Data supplied below:

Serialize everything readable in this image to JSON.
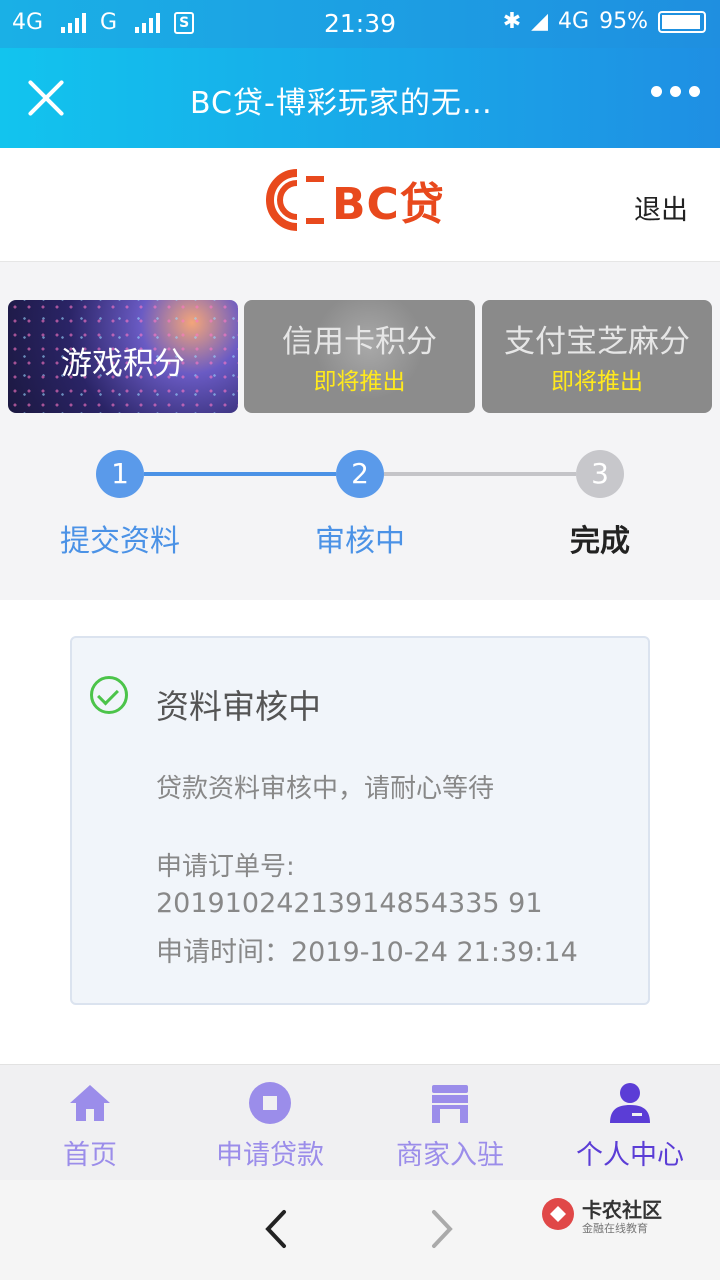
{
  "status_bar": {
    "net1": "4G",
    "net2": "G",
    "time": "21:39",
    "net3": "4G",
    "battery": "95%"
  },
  "title_bar": {
    "title": "BC贷-博彩玩家的无…"
  },
  "header": {
    "logo_text": "BC贷",
    "logout": "退出"
  },
  "cards": [
    {
      "label": "游戏积分"
    },
    {
      "label": "信用卡积分",
      "badge": "即将推出"
    },
    {
      "label": "支付宝芝麻分",
      "badge": "即将推出"
    }
  ],
  "steps": [
    {
      "num": "1",
      "label": "提交资料"
    },
    {
      "num": "2",
      "label": "审核中"
    },
    {
      "num": "3",
      "label": "完成"
    }
  ],
  "status": {
    "title": "资料审核中",
    "message": "贷款资料审核中，请耐心等待",
    "order_label": "申请订单号:",
    "order_no": "20191024213914854335 91",
    "apply_time": "申请时间：2019-10-24 21:39:14"
  },
  "tabs": [
    {
      "label": "首页"
    },
    {
      "label": "申请贷款"
    },
    {
      "label": "商家入驻"
    },
    {
      "label": "个人中心"
    }
  ],
  "watermark": {
    "title": "卡农社区",
    "subtitle": "金融在线教育"
  },
  "colors": {
    "accent_blue": "#4b92e6",
    "tab_purple": "#9b8dea",
    "tab_active": "#5b3dd6",
    "brand_orange": "#e8491d",
    "soon_yellow": "#ffe91d"
  }
}
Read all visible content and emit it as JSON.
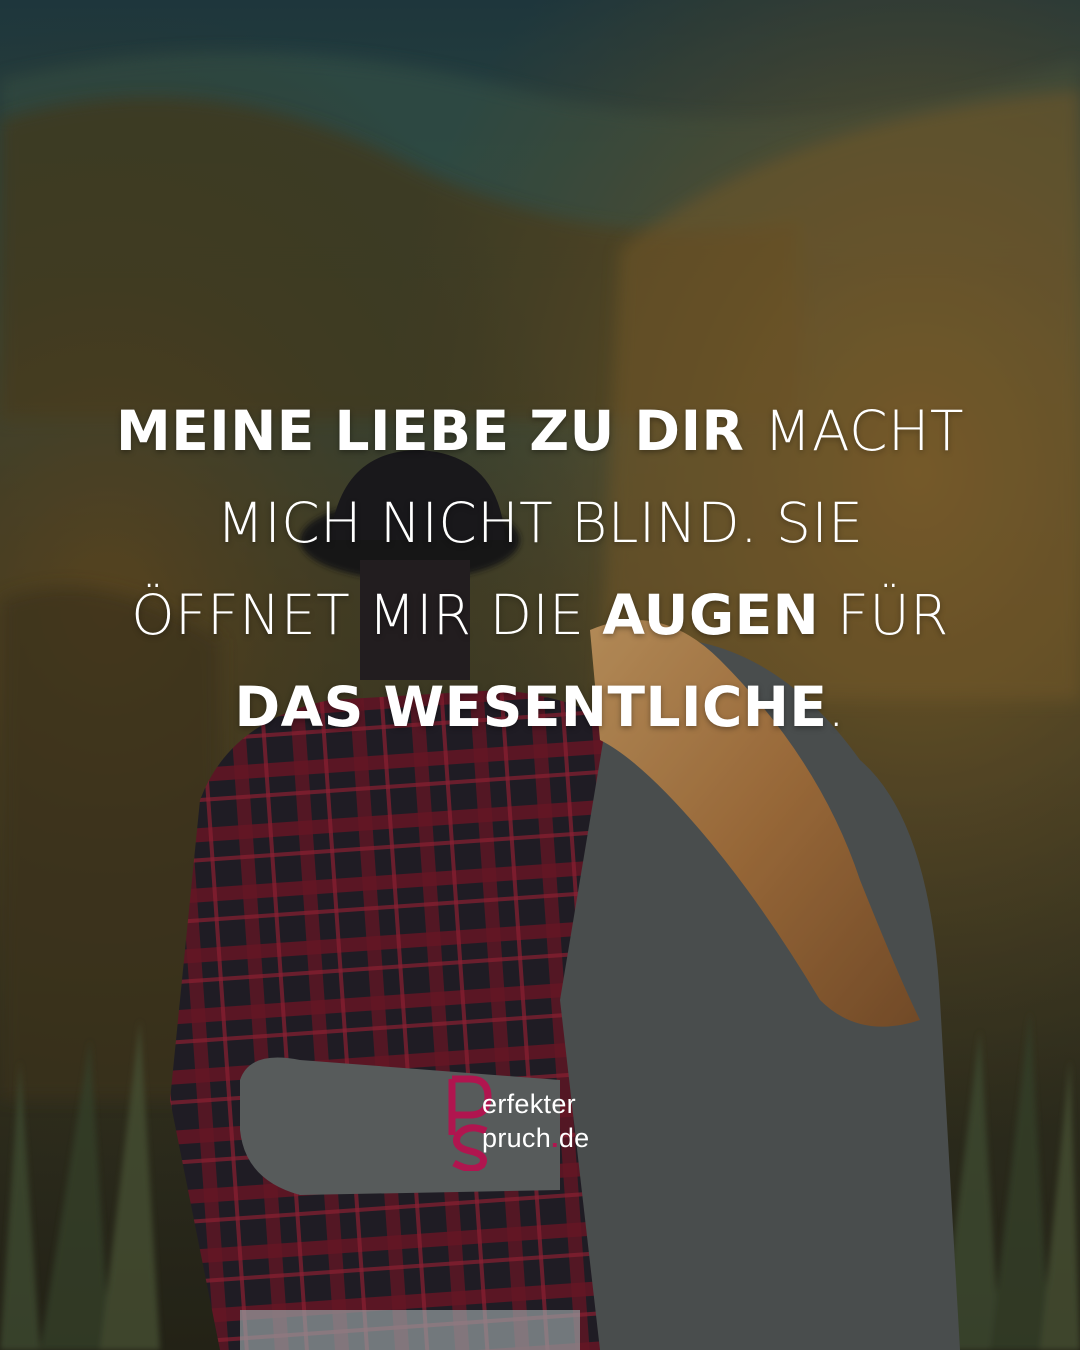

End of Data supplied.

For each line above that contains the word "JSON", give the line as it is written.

**Task response:**
Serialize everything readable in this image to JSON.
Read all visible content and emit it as JSON.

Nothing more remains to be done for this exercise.